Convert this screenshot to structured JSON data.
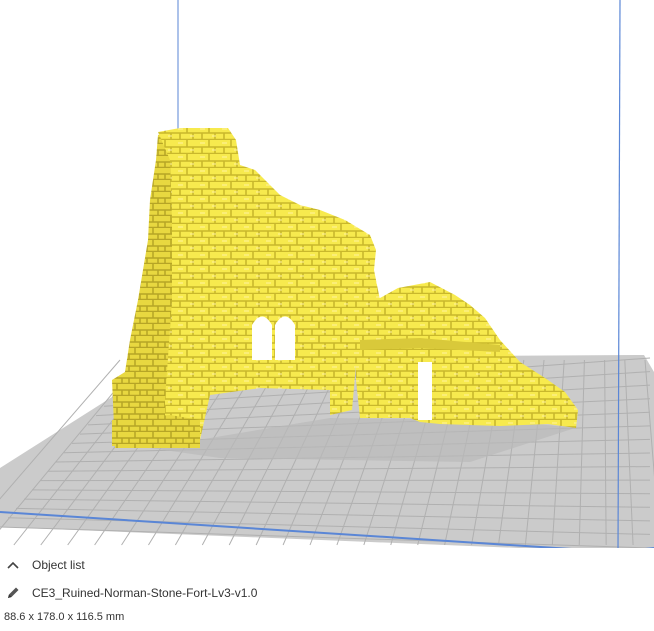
{
  "colors": {
    "model": "#f7ea4e",
    "model_shadow": "#d4c532",
    "build_plate": "#c8c8c8",
    "grid_line": "#aaaaaa",
    "volume_edge": "#4a78c8"
  },
  "object_list": {
    "toggle_icon": "chevron-up-icon",
    "label": "Object list"
  },
  "object": {
    "edit_icon": "pencil-icon",
    "name": "CE3_Ruined-Norman-Stone-Fort-Lv3-v1.0",
    "dimensions": "88.6 x 178.0 x 116.5 mm"
  }
}
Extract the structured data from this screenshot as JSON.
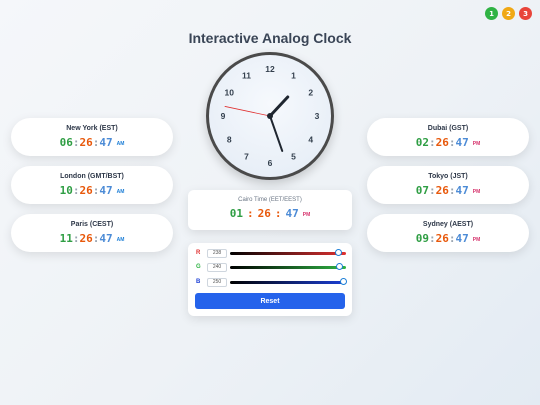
{
  "badges": [
    {
      "label": "1",
      "color": "#2fb344"
    },
    {
      "label": "2",
      "color": "#f0a814"
    },
    {
      "label": "3",
      "color": "#e8443a"
    }
  ],
  "title": "Interactive Analog Clock",
  "clock": {
    "numerals": [
      "12",
      "1",
      "2",
      "3",
      "4",
      "5",
      "6",
      "7",
      "8",
      "9",
      "10",
      "11"
    ],
    "hour": 1,
    "minute": 26,
    "second": 47
  },
  "local": {
    "label": "Cairo Time (EET/EEST)",
    "hh": "01",
    "mm": "26",
    "ss": "47",
    "ampm": "PM"
  },
  "cities_left": [
    {
      "name": "New York (EST)",
      "hh": "06",
      "mm": "26",
      "ss": "47",
      "ampm": "AM"
    },
    {
      "name": "London (GMT/BST)",
      "hh": "10",
      "mm": "26",
      "ss": "47",
      "ampm": "AM"
    },
    {
      "name": "Paris (CEST)",
      "hh": "11",
      "mm": "26",
      "ss": "47",
      "ampm": "AM"
    }
  ],
  "cities_right": [
    {
      "name": "Dubai (GST)",
      "hh": "02",
      "mm": "26",
      "ss": "47",
      "ampm": "PM"
    },
    {
      "name": "Tokyo (JST)",
      "hh": "07",
      "mm": "26",
      "ss": "47",
      "ampm": "PM"
    },
    {
      "name": "Sydney (AEST)",
      "hh": "09",
      "mm": "26",
      "ss": "47",
      "ampm": "PM"
    }
  ],
  "sliders": [
    {
      "label": "R",
      "value": "238",
      "color": "#e03131",
      "level": 0.933
    },
    {
      "label": "G",
      "value": "240",
      "color": "#2fb344",
      "level": 0.941
    },
    {
      "label": "B",
      "value": "250",
      "color": "#1c3fd6",
      "level": 0.98
    }
  ],
  "reset_label": "Reset"
}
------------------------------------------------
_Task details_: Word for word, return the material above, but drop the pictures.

_Worked solution_:
Convert this screenshot to structured JSON data.
{
  "colors": {
    "model": "#f7ea4e",
    "model_shadow": "#d4c532",
    "build_plate": "#c8c8c8",
    "grid_line": "#aaaaaa",
    "volume_edge": "#4a78c8"
  },
  "object_list": {
    "toggle_icon": "chevron-up-icon",
    "label": "Object list"
  },
  "object": {
    "edit_icon": "pencil-icon",
    "name": "CE3_Ruined-Norman-Stone-Fort-Lv3-v1.0",
    "dimensions": "88.6 x 178.0 x 116.5 mm"
  }
}
Extract the structured data from this screenshot as JSON.
{
  "badges": [
    {
      "label": "1",
      "color": "#2fb344"
    },
    {
      "label": "2",
      "color": "#f0a814"
    },
    {
      "label": "3",
      "color": "#e8443a"
    }
  ],
  "title": "Interactive Analog Clock",
  "clock": {
    "numerals": [
      "12",
      "1",
      "2",
      "3",
      "4",
      "5",
      "6",
      "7",
      "8",
      "9",
      "10",
      "11"
    ],
    "hour": 1,
    "minute": 26,
    "second": 47
  },
  "local": {
    "label": "Cairo Time (EET/EEST)",
    "hh": "01",
    "mm": "26",
    "ss": "47",
    "ampm": "PM"
  },
  "cities_left": [
    {
      "name": "New York (EST)",
      "hh": "06",
      "mm": "26",
      "ss": "47",
      "ampm": "AM"
    },
    {
      "name": "London (GMT/BST)",
      "hh": "10",
      "mm": "26",
      "ss": "47",
      "ampm": "AM"
    },
    {
      "name": "Paris (CEST)",
      "hh": "11",
      "mm": "26",
      "ss": "47",
      "ampm": "AM"
    }
  ],
  "cities_right": [
    {
      "name": "Dubai (GST)",
      "hh": "02",
      "mm": "26",
      "ss": "47",
      "ampm": "PM"
    },
    {
      "name": "Tokyo (JST)",
      "hh": "07",
      "mm": "26",
      "ss": "47",
      "ampm": "PM"
    },
    {
      "name": "Sydney (AEST)",
      "hh": "09",
      "mm": "26",
      "ss": "47",
      "ampm": "PM"
    }
  ],
  "sliders": [
    {
      "label": "R",
      "value": "238",
      "color": "#e03131",
      "level": 0.933
    },
    {
      "label": "G",
      "value": "240",
      "color": "#2fb344",
      "level": 0.941
    },
    {
      "label": "B",
      "value": "250",
      "color": "#1c3fd6",
      "level": 0.98
    }
  ],
  "reset_label": "Reset"
}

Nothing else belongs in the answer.